** Records supplied follows **
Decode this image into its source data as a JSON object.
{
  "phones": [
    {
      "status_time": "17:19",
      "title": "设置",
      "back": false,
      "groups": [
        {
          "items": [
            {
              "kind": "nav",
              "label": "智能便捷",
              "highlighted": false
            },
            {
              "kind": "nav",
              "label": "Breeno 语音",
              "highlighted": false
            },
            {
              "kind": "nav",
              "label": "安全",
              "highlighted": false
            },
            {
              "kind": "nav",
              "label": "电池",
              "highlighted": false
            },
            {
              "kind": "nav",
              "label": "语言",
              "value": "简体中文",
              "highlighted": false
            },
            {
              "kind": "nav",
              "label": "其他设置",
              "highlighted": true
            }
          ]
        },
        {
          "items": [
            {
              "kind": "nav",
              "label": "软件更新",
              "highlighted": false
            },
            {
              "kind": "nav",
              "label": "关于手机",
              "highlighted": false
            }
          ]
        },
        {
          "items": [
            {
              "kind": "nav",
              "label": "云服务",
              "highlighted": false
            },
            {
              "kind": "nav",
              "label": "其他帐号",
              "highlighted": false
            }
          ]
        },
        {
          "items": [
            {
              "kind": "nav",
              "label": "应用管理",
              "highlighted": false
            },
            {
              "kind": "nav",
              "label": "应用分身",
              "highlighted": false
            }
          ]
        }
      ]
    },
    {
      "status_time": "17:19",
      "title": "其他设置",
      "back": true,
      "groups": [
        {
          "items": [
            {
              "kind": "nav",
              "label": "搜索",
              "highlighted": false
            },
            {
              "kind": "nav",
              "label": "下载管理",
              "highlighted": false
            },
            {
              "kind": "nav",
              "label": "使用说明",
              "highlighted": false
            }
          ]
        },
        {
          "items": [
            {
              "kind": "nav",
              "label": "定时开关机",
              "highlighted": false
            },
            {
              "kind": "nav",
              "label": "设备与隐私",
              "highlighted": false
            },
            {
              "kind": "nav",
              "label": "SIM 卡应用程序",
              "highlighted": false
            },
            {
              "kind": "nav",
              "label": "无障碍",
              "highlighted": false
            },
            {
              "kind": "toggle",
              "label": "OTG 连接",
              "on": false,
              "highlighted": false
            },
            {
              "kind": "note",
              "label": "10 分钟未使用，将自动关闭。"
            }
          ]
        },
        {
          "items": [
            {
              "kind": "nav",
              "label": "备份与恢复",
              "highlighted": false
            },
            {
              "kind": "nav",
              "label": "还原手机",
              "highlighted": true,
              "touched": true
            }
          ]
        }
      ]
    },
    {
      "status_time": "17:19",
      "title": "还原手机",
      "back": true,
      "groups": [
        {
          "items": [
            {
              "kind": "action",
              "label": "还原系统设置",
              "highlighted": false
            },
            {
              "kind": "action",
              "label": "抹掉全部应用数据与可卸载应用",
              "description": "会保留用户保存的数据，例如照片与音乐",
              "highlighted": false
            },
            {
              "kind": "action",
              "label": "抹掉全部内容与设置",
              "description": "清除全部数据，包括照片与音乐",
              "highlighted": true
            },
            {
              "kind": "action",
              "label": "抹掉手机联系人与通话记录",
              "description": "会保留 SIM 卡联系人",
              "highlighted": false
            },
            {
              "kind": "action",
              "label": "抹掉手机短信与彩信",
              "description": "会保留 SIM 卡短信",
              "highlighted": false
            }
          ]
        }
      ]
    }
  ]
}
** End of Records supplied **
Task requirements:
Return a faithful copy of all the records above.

Answer to this task:
Decode this image into its source data as a JSON object.
{
  "phones": [
    {
      "status_time": "17:19",
      "title": "设置",
      "back": false,
      "groups": [
        {
          "items": [
            {
              "kind": "nav",
              "label": "智能便捷",
              "highlighted": false
            },
            {
              "kind": "nav",
              "label": "Breeno 语音",
              "highlighted": false
            },
            {
              "kind": "nav",
              "label": "安全",
              "highlighted": false
            },
            {
              "kind": "nav",
              "label": "电池",
              "highlighted": false
            },
            {
              "kind": "nav",
              "label": "语言",
              "value": "简体中文",
              "highlighted": false
            },
            {
              "kind": "nav",
              "label": "其他设置",
              "highlighted": true
            }
          ]
        },
        {
          "items": [
            {
              "kind": "nav",
              "label": "软件更新",
              "highlighted": false
            },
            {
              "kind": "nav",
              "label": "关于手机",
              "highlighted": false
            }
          ]
        },
        {
          "items": [
            {
              "kind": "nav",
              "label": "云服务",
              "highlighted": false
            },
            {
              "kind": "nav",
              "label": "其他帐号",
              "highlighted": false
            }
          ]
        },
        {
          "items": [
            {
              "kind": "nav",
              "label": "应用管理",
              "highlighted": false
            },
            {
              "kind": "nav",
              "label": "应用分身",
              "highlighted": false
            }
          ]
        }
      ]
    },
    {
      "status_time": "17:19",
      "title": "其他设置",
      "back": true,
      "groups": [
        {
          "items": [
            {
              "kind": "nav",
              "label": "搜索",
              "highlighted": false
            },
            {
              "kind": "nav",
              "label": "下载管理",
              "highlighted": false
            },
            {
              "kind": "nav",
              "label": "使用说明",
              "highlighted": false
            }
          ]
        },
        {
          "items": [
            {
              "kind": "nav",
              "label": "定时开关机",
              "highlighted": false
            },
            {
              "kind": "nav",
              "label": "设备与隐私",
              "highlighted": false
            },
            {
              "kind": "nav",
              "label": "SIM 卡应用程序",
              "highlighted": false
            },
            {
              "kind": "nav",
              "label": "无障碍",
              "highlighted": false
            },
            {
              "kind": "toggle",
              "label": "OTG 连接",
              "on": false,
              "highlighted": false
            },
            {
              "kind": "note",
              "label": "10 分钟未使用，将自动关闭。"
            }
          ]
        },
        {
          "items": [
            {
              "kind": "nav",
              "label": "备份与恢复",
              "highlighted": false
            },
            {
              "kind": "nav",
              "label": "还原手机",
              "highlighted": true,
              "touched": true
            }
          ]
        }
      ]
    },
    {
      "status_time": "17:19",
      "title": "还原手机",
      "back": true,
      "groups": [
        {
          "items": [
            {
              "kind": "action",
              "label": "还原系统设置",
              "highlighted": false
            },
            {
              "kind": "action",
              "label": "抹掉全部应用数据与可卸载应用",
              "description": "会保留用户保存的数据，例如照片与音乐",
              "highlighted": false
            },
            {
              "kind": "action",
              "label": "抹掉全部内容与设置",
              "description": "清除全部数据，包括照片与音乐",
              "highlighted": true
            },
            {
              "kind": "action",
              "label": "抹掉手机联系人与通话记录",
              "description": "会保留 SIM 卡联系人",
              "highlighted": false
            },
            {
              "kind": "action",
              "label": "抹掉手机短信与彩信",
              "description": "会保留 SIM 卡短信",
              "highlighted": false
            }
          ]
        }
      ]
    }
  ]
}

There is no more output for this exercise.